A state-imposed fee applied to automobile tire purchases expired Thursday and the Department of Natural Resources says the loss of revenue could pose health risks to the public.
The department is already launching a campaign for the 2004 legislative session to reinstate what the fee funded, a program that enforced state laws on tire disposal, cleaned up illegal tire piles and provided incentives for schools and communities to use shredded tires for playground surfaces.
DNR officials are concerned that without funding for enforcement, Missouri's tire problem will revert to the way it was before 1990, when the tax was instituted.
Philip Tremblay, a public information specialist for the department, said the state had a huge tire problem before 1990. He said people would pile up tires, hoping to make a profit off them.
"People found out that around the tires, there was an increase in mosquitoes," Tremblay said.
So in 1990, the legislature passed the tire fee, which assesses 50 cents per tire.
Rep. Peter Meyers of Sikeston has introduced a bill that would extend the fee through 2009 and would require DNR to give preference of contracts to Missouri businesses that help with recycling.
Another bill, introduced by Rep. Therese Sander of Moberly, would extend the fee through 2009 but does not include the preference for Missouri businesses.
Rep. Scott Lipke of Jackson said he wants to make sure the DNR is spending the money wisely before he commits one way or the other.
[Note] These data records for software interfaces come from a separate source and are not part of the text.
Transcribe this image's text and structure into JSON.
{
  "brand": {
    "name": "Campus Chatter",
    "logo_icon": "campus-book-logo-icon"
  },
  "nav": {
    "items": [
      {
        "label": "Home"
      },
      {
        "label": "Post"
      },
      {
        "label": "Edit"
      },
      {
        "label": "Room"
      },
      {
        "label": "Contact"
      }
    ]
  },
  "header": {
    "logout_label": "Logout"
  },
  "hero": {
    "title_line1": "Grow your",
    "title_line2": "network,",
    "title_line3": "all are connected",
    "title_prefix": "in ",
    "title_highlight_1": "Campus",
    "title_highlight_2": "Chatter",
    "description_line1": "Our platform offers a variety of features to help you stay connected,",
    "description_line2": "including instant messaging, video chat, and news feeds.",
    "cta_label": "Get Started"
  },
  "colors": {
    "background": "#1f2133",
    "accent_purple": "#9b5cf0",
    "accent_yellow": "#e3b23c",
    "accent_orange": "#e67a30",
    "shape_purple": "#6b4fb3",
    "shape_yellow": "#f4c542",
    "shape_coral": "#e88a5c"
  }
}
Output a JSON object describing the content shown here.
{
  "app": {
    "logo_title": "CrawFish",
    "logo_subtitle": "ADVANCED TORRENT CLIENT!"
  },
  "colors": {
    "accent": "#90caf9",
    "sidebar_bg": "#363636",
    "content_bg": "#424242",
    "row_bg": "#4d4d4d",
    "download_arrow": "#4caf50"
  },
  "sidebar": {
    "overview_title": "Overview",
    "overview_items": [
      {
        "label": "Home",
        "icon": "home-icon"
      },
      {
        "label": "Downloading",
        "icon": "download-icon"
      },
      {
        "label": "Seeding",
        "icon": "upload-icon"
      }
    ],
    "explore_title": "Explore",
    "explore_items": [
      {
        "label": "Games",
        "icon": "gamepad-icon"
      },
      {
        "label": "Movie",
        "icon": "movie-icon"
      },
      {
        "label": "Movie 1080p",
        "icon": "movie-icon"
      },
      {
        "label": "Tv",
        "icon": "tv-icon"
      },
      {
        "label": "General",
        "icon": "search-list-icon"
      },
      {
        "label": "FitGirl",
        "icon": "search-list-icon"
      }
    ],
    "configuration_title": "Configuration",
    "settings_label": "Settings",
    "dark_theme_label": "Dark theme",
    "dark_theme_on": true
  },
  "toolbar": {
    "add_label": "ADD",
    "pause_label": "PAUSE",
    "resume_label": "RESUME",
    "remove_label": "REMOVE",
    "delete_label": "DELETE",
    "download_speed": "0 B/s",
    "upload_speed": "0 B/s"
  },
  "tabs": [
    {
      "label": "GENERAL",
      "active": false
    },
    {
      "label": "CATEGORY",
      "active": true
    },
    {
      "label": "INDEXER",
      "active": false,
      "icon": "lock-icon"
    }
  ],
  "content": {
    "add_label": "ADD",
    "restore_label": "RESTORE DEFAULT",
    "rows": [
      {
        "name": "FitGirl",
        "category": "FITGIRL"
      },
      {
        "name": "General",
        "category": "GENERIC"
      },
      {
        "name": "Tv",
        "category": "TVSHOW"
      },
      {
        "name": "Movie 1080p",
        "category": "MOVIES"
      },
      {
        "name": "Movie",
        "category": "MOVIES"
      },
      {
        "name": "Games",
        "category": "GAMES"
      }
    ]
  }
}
"I like the idea that there is a sunset in there," he said. "Obviously there are benefits to tire cleanup. You have individuals or companies who agree to dispose of tires, then they dump them somewhere, and unless you have someone like DNR to go out there and clean up the tires, you have a big mess. At the same time, I don't want to pass on a fee to the consumers if they're not using money wisely. I haven't heard anything negative about the bill, but it wasn't a front-burner issue last year."
Tremblay said there is broad legislative support for an extension of the fee, but several legislators attached amendments to the legislation in 2003. Many legislators were in favor of the extension, he said, but not the amendments. The legislation was withdrawn on the final day of the session.
12 million tires removed
In a news release, DNR says it has removed approximately 12 million tires from illegal waste tire dumps in Missouri using the state's tire fee. The department estimates more than 3 million waste tires will remain scattered across Missouri's roadsides and communities when the fee expires. The department says when fees expired in other states, dumping increased. And every tire creates an environment that can produce 10,000 to 1 million mosquitoes in one breeding season.
The fee, however, will have nothing to do with the way businesses dispose of tires.
"All our tires go to a shredder," said Charlie Glueck, manager of Jackson Tire Service. "We document everything and keep records. The DNR makes an annual trip and checks our records. We'll continue to do everything the same way, the only difference is we don't have to track the money and send a check every quarter."